seeing any of God's children as less than
Godly. Racism wins the day when we allow
ourselves to give up on any part of God's
creation. By making it the "other" and
dis-owning it, we dis-own a part of our own
God-given selves, a part of God's wholeness.
The truth is that we are all
inter-connected and part of the whole.
Reality is that we are all made of the same
matter: the waters of the earth, the waters
of our bodies, the DNA of the chimp, the DNA
of human beings, it all comes down to atoms
swirling around in empty space and you and me
and the trees and the rocks and the bald
eagle really aren't so different. But part of
modern fragmentation is to say "I'm a this"
and "you're a that" and we are completely
Have you ever known someone, or maybe even
you yourself wrestled with this, to say "I
can't imagine going to Germany. I would never
learn the German language. I don't buy German
goods." I've heard this many times from
people I know and love. I understand the
anger and the hurt that is behind decisions
like this. But when you make a decision to
cut off a group of people just for being
members of that group, you are cutting off a
piece of your own humanity.
It's racist that we tolerate a situation
in our city in which hundreds of people die
each year and thousands are wounded each year
by guns. It's racist to condemn Islam or
people from Muslim backgrounds in general or
people who speak Arabic. We cannot cut people
off because of their religion or skin color
or background. To cut off another human
being, to give up on another human being, is
to give up on part of yourself.
The tug of racism, materialism and
militarism in this world is so strong - how
in the world can we do the inner work and the
outer work to make a difference?
The message of the holy days, repeated
again and again, is teshuvah, tefillah,
tzedakah : each word has a cluster of
meanings to capture the full resonance in Hebrew:
Teshuvah: responsiveness, repentence,
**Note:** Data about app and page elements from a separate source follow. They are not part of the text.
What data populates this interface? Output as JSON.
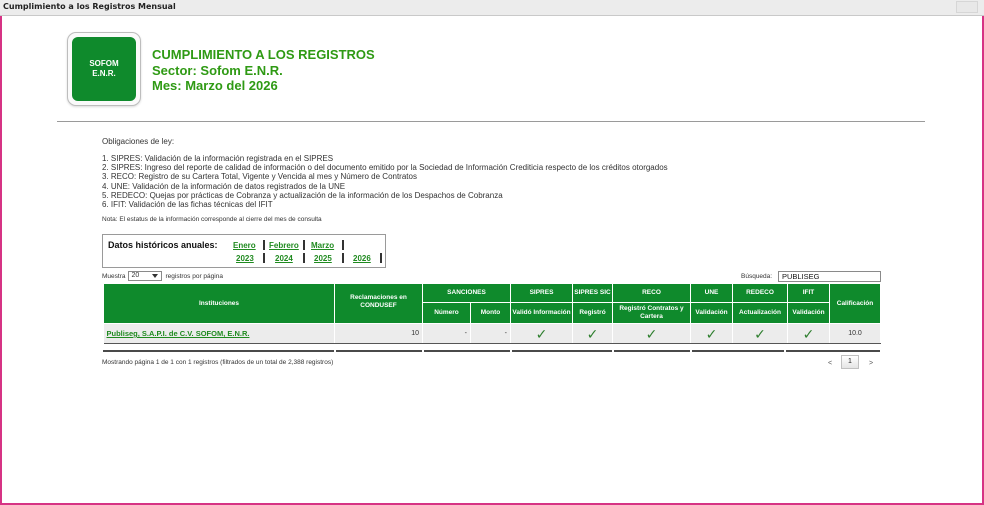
{
  "window": {
    "title": "Cumplimiento a los Registros Mensual"
  },
  "logo": {
    "line1": "SOFOM",
    "line2": "E.N.R."
  },
  "header": {
    "title": "CUMPLIMIENTO A LOS REGISTROS",
    "sector": "Sector: Sofom E.N.R.",
    "mes": "Mes: Marzo del 2026"
  },
  "obligaciones": {
    "intro": "Obligaciones de ley:",
    "items": [
      "1. SIPRES: Validación de la información registrada en el SIPRES",
      "2. SIPRES: Ingreso del reporte de calidad de información o del documento emitido por la Sociedad de Información Crediticia respecto de los créditos otorgados",
      "3. RECO: Registro de su Cartera Total, Vigente y Vencida al mes y Número de Contratos",
      "4. UNE: Validación de la información de datos registrados de la UNE",
      "5. REDECO: Quejas por prácticas de Cobranza y actualización de la información de los Despachos de Cobranza",
      "6. IFIT: Validación de las fichas técnicas del IFIT"
    ],
    "nota": "Nota: El estatus de la información corresponde al cierre del mes de consulta"
  },
  "historicos": {
    "label": "Datos históricos anuales:",
    "meses": [
      "Enero",
      "Febrero",
      "Marzo"
    ],
    "anios": [
      "2023",
      "2024",
      "2025",
      "2026"
    ]
  },
  "controls": {
    "muestra_prefix": "Muestra",
    "muestra_value": "20",
    "muestra_suffix": "registros por página",
    "busqueda_label": "Búsqueda:",
    "busqueda_value": "PUBLISEG"
  },
  "table": {
    "headers": {
      "instituciones": "Instituciones",
      "reclamaciones": "Reclamaciones en CONDUSEF",
      "sanciones": "SANCIONES",
      "numero": "Número",
      "monto": "Monto",
      "sipres": "SIPRES",
      "valido_informacion": "Validó Información",
      "sipres_sic": "SIPRES SIC",
      "registro": "Registró",
      "reco": "RECO",
      "registro_contratos": "Registró Contratos y Cartera",
      "une": "UNE",
      "une_validacion": "Validación",
      "redeco": "REDECO",
      "actualizacion": "Actualización",
      "ifit": "IFIT",
      "ifit_validacion": "Validación",
      "calificacion": "Calificación"
    },
    "rows": [
      {
        "institucion": "Publiseg, S.A.P.I. de C.V. SOFOM, E.N.R.",
        "reclamaciones": "10",
        "numero": "-",
        "monto": "-",
        "check_icon": "✓",
        "calificacion": "10.0"
      }
    ]
  },
  "footer": {
    "mostrando": "Mostrando página 1 de 1 con 1 registros (filtrados de un total de 2,388 registros)",
    "prev": "<",
    "page": "1",
    "next": ">"
  },
  "colors": {
    "green": "#0f8a2c",
    "link_green": "#1f8a1f",
    "heading_green": "#2f9a14",
    "border_pink": "#d63384"
  }
}
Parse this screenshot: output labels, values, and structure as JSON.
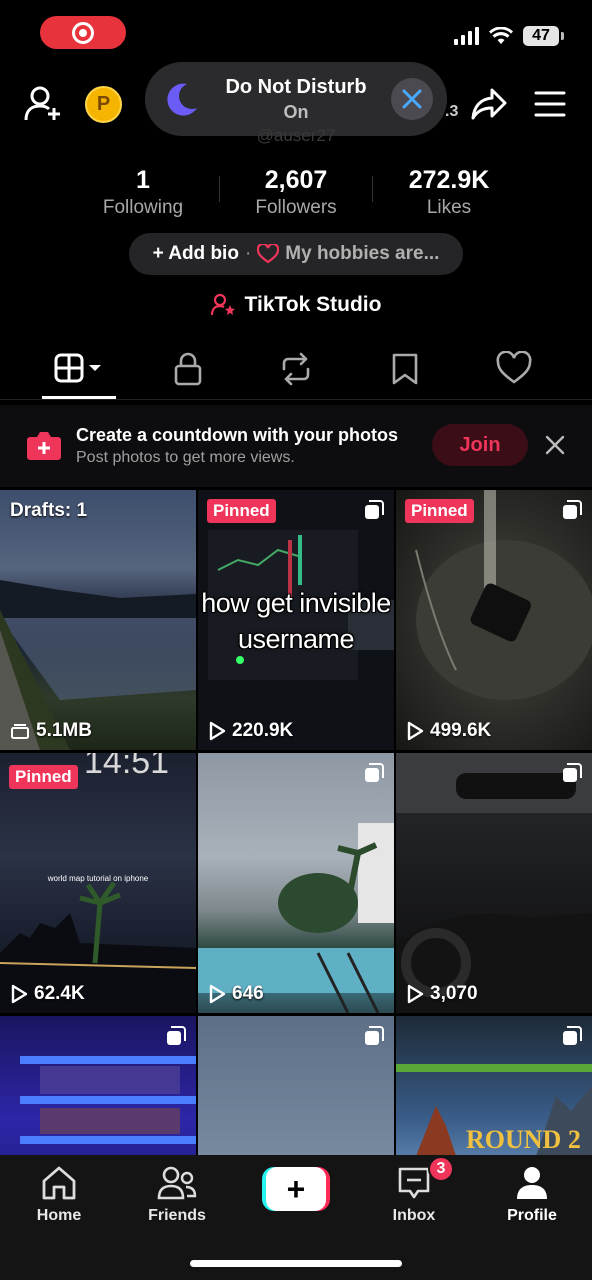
{
  "status_bar": {
    "battery": "47"
  },
  "dnd": {
    "title": "Do Not Disturb",
    "subtitle": "On",
    "partial_text": ".3"
  },
  "profile": {
    "handle_partial": "@auser27"
  },
  "stats": [
    {
      "value": "1",
      "label": "Following"
    },
    {
      "value": "2,607",
      "label": "Followers"
    },
    {
      "value": "272.9K",
      "label": "Likes"
    }
  ],
  "bio": {
    "add_label": "+ Add bio",
    "separator": "·",
    "hobbies": "My hobbies are..."
  },
  "studio": {
    "label": "TikTok Studio"
  },
  "banner": {
    "title": "Create a countdown with your photos",
    "subtitle": "Post photos to get more views.",
    "join_label": "Join"
  },
  "grid": {
    "caption": [
      "how get invisible",
      "username"
    ],
    "items": [
      {
        "drafts": "Drafts: 1",
        "size": "5.1MB"
      },
      {
        "pinned": "Pinned",
        "views": "220.9K"
      },
      {
        "pinned": "Pinned",
        "views": "499.6K"
      },
      {
        "pinned": "Pinned",
        "views": "62.4K",
        "overlay_time": "14:51",
        "overlay_text": "world map tutorial on iphone"
      },
      {
        "views": "646"
      },
      {
        "views": "3,070"
      },
      {
        "views": ""
      },
      {
        "views": ""
      },
      {
        "views": "",
        "overlay_text": "ROUND 2"
      }
    ]
  },
  "bottom_nav": {
    "home": "Home",
    "friends": "Friends",
    "inbox": "Inbox",
    "inbox_badge": "3",
    "profile": "Profile"
  },
  "colors": {
    "accent": "#f0355a",
    "cyan": "#25f4ee",
    "bg": "#000000"
  }
}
Tefillah: truth, prayer
Tzedakah: making things right, from the root
"tzedek," including how we dispose of our wealth
These holy days invite us to look at the
fear, hatred, anger, violence that underlie
so much of our society, with fresh eyes.
These are symptoms of a society that is
fragmented into "us", "them," into "good
enough" and "not good enough." The holy days
point us back onto a path of seeing ourselves
as part of a unity, of being accountable to
that unity and of being nourished by the
health of the unity.
Taking to heart this re-direction, in this
year to come will you start the conversation
at the dinner table by asking, "Have you done
any good deeds today?" Will you take stock at
night before going to bed by asking "How
generous was I today?" "Where did I cultivate
compassion or patience with another today?"
"Did I take a stand today to make things
right for the down trodden?" These holy days
direct us back to what is important.
The prophet Micah said, "What does God
require of you but to do justice, to love
kindness and to walk humbly with your God." (6:8)
Yom Kippur is a wake-up call to pay
attention to what is important, to the fact
that you are part of a whole, you are
responsible to the whole and you will be
nurtured by the well-being of the whole.
The tasks are daunting, no doubt, but
thank God we are surrounded by an amazing
religious civilization, Judaism, to support
the walk. Built in to the sacred cycle of the
year are times for rest and replenishment,
for joyful celebration, for communal grieving
and for learning together. You aren't meant
to take on the task of healing the whole
alone. Rather you are invited to be part of a
community responding to its inner needs and
joining together to address the world's outer
needs. As Weinberg says, "There is no inside,
and no outside." We are all part of the
whole. Each of us is invited to be an active,
alive participant in this whole in the coming
[Everyone is invited to read the article
by Rabbi Sheila Weinberg, available at our
front desk, that is a beautiful extended
meditation on the personal and the political.
It includes some of the quotes I am sharing
with you. Everyone is welcome to take a copy,
read it and put it back for the next person
to read. This is a text for us to share this
week. The article by Sheila Weinberg is
"Spiritual Direction: No Inside, No Outside"
in Jewish Spiritual Direction, edited by
Breitman and Addison, Jewish Lights, 2006.]